While Medicare is a valuable resource for seniors and some individuals with disabilities, it’s crucial to dispel the illusion that it covers all health expenses. Medicare is a lifeline for millions of Americans, providing essential healthcare coverage to those aged 65 and older and some younger individuals with specific disabilities. It’s often seen as a safety net, a promise of comprehensive healthcare coverage later in life. However, there’s a common misconception that Medicare covers all health expenses.
Lowering the price of prescription drugs is a complex issue. Still, there are several strategies that Medicare can consider to address this challenge, especially with a new Alzheimer’s drug that could cost taxpayers $5 billion. Here are some ways to lower Medicare costs.
“We are hearing about it more and more,” said Jacqueline Reid, a government research analyst at the Office of Inspector General who has analyzed Medicare Advantage overbilling.

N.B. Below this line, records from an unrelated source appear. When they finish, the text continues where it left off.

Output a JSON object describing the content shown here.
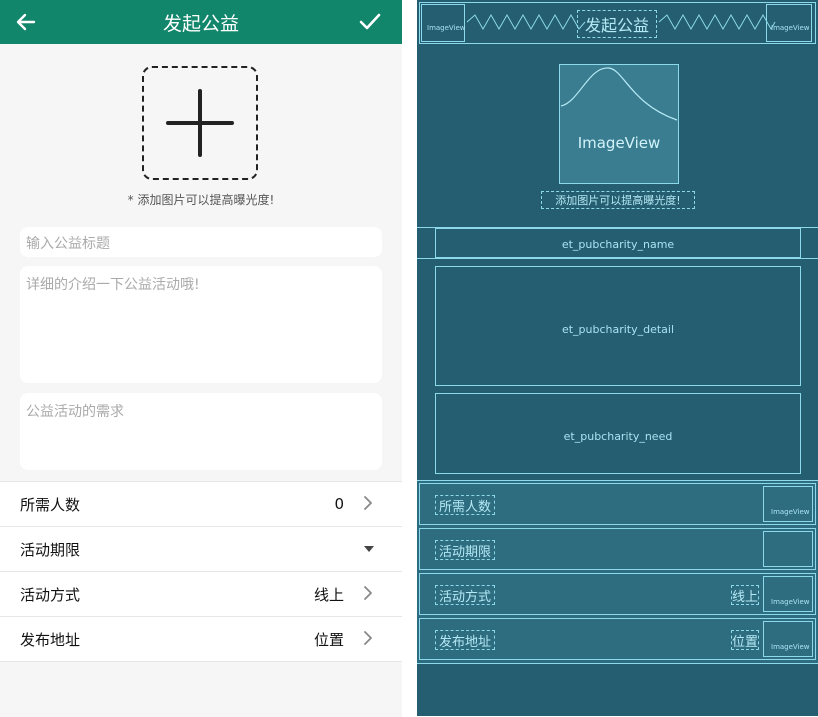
{
  "appbar": {
    "title": "发起公益",
    "back_icon": "arrow-left-icon",
    "confirm_icon": "check-icon",
    "color": "#12866b"
  },
  "photo": {
    "add_icon": "plus-icon",
    "hint": "* 添加图片可以提高曝光度!"
  },
  "form": {
    "title_placeholder": "输入公益标题",
    "detail_placeholder": "详细的介绍一下公益活动哦!",
    "need_placeholder": "公益活动的需求"
  },
  "rows": [
    {
      "label": "所需人数",
      "value": "0",
      "indicator": "chevron-right-icon"
    },
    {
      "label": "活动期限",
      "value": "",
      "indicator": "dropdown-triangle-icon"
    },
    {
      "label": "活动方式",
      "value": "线上",
      "indicator": "chevron-right-icon"
    },
    {
      "label": "发布地址",
      "value": "位置",
      "indicator": "chevron-right-icon"
    }
  ],
  "blueprint": {
    "title": "发起公益",
    "imageview_label": "ImageView",
    "hint": "添加图片可以提高曝光度!",
    "name_field": "et_pubcharity_name",
    "detail_field": "et_pubcharity_detail",
    "need_field": "et_pubcharity_need",
    "row_labels": [
      "所需人数",
      "活动期限",
      "活动方式",
      "发布地址"
    ],
    "row_values": [
      "线上",
      "位置"
    ],
    "small_image_label": "ImageView",
    "background": "#245e70",
    "stroke": "#8dd9ec"
  }
}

It’s costing us billions and continues unchecked because Medicare has become too big. This is a summary of an article from the NY Times.

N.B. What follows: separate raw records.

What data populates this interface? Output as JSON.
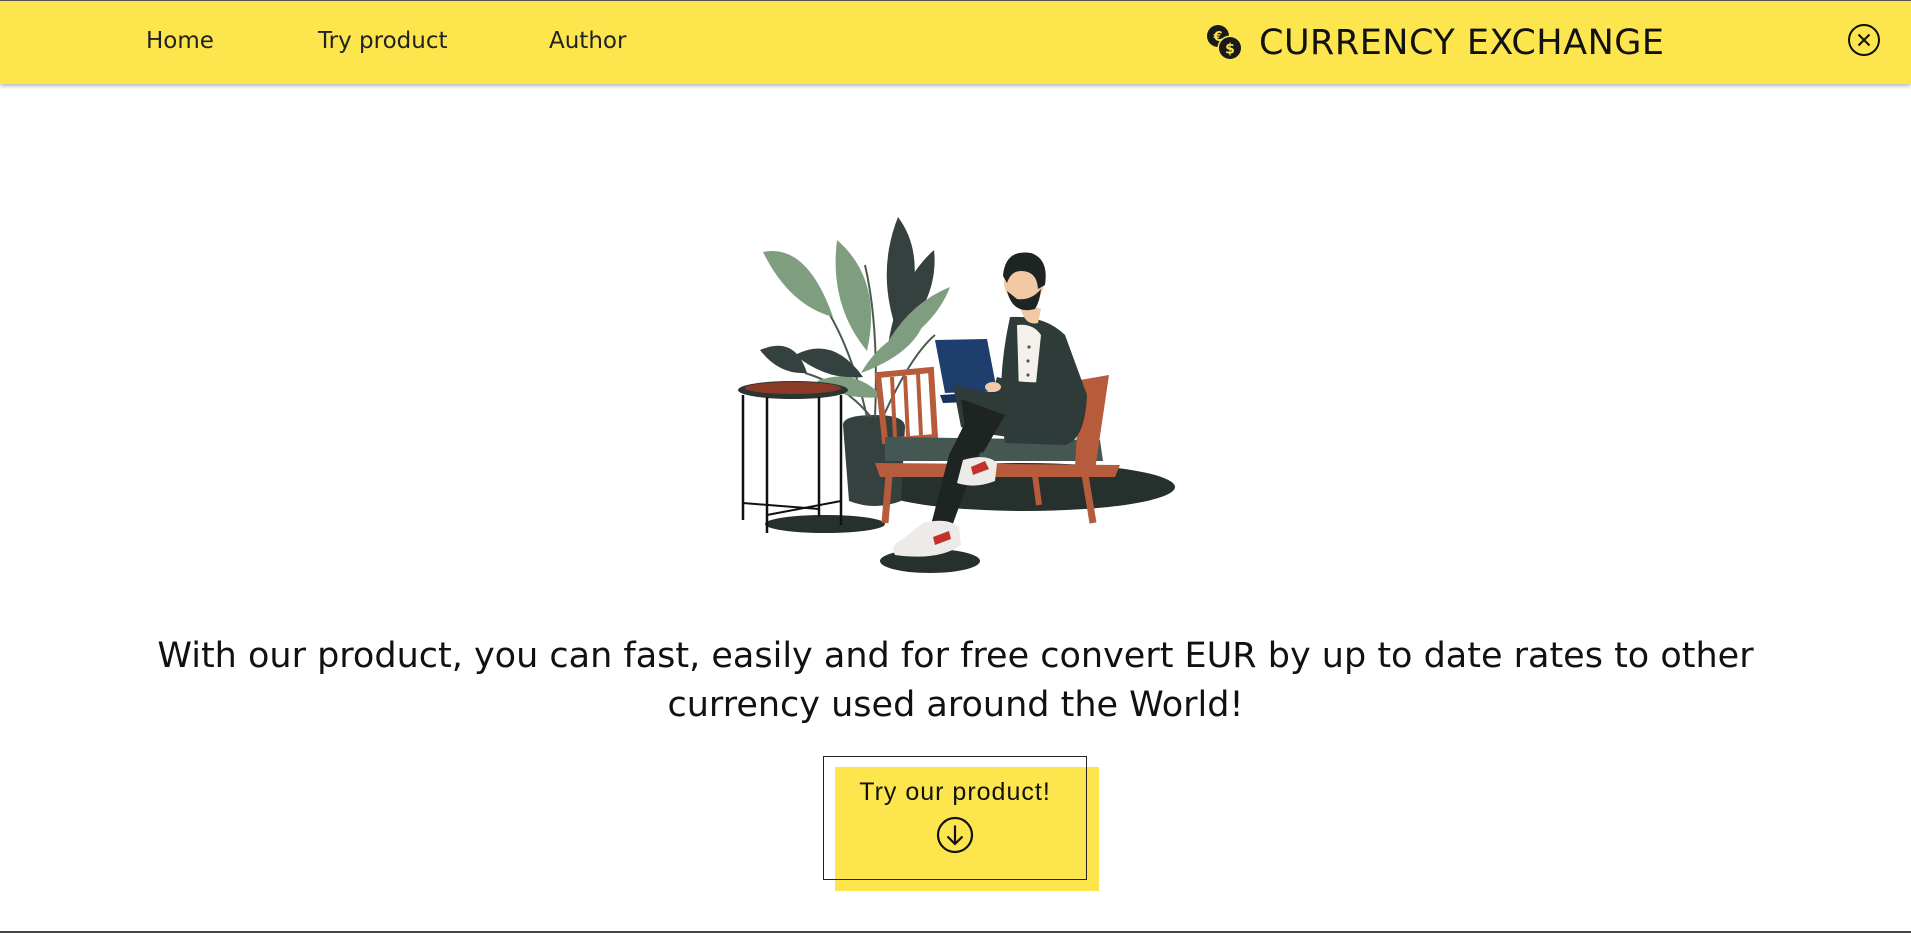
{
  "nav": {
    "items": [
      {
        "label": "Home"
      },
      {
        "label": "Try product"
      },
      {
        "label": "Author"
      }
    ]
  },
  "brand": {
    "title": "CURRENCY EXCHANGE",
    "icon": "coins-icon"
  },
  "header_controls": {
    "close_icon": "close-circle-icon"
  },
  "hero": {
    "illustration": "man-with-laptop-illustration",
    "tagline": "With our product, you can fast, easily and for free convert EUR by up to date rates to other currency used around the World!"
  },
  "cta": {
    "label": "Try our product!",
    "icon": "arrow-down-circle-icon"
  },
  "colors": {
    "accent": "#fde54e",
    "text": "#111111"
  }
}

Nationwide, prescription drug spending last year is estimated to be $328 billion among all payers, including private insurance, Medicare Part D, and patients’ out-of-pocket expenses. Reforms to let Medicare negotiate prices, cap out-of-pocket costs for prescription drugs, and limit insulin cost-sharing would make lifesaving drugs more affordable. Still, the pharma industry is fighting hard to keep it off the table.
SUMMARY: Three House Democrats on a key committee voted against the measure to lower drug prices as PhRMA ramped up its lobbying dollars to buy politicians. “I understand that the pharmaceutical industry owns the Republican Party and that no Republican voted for this bill, but there is no excuse for every Democrat not supporting it,” Sen. Bernie Sanders wrote in a scathing statement.
- According to a GAO Report “Medicare Parts B and D and beneficiaries spent $560 billion on drugs from 2016 through 2018, $324 billion of which was spent on advertised drug”.
- GAO’s review of four advertised drugs found that drug manufacturers changed their DTCA spending during key events, such as increasing spending when a drug was approved to treat additional conditions or decreasing spending following the approval of generic versions.
- The report fails to acknowledge the role of HCPs in prescribing medications and empowered patients who may have been educated by DTC ads.
- This report is going to lead to more calls to limit DTC advertising.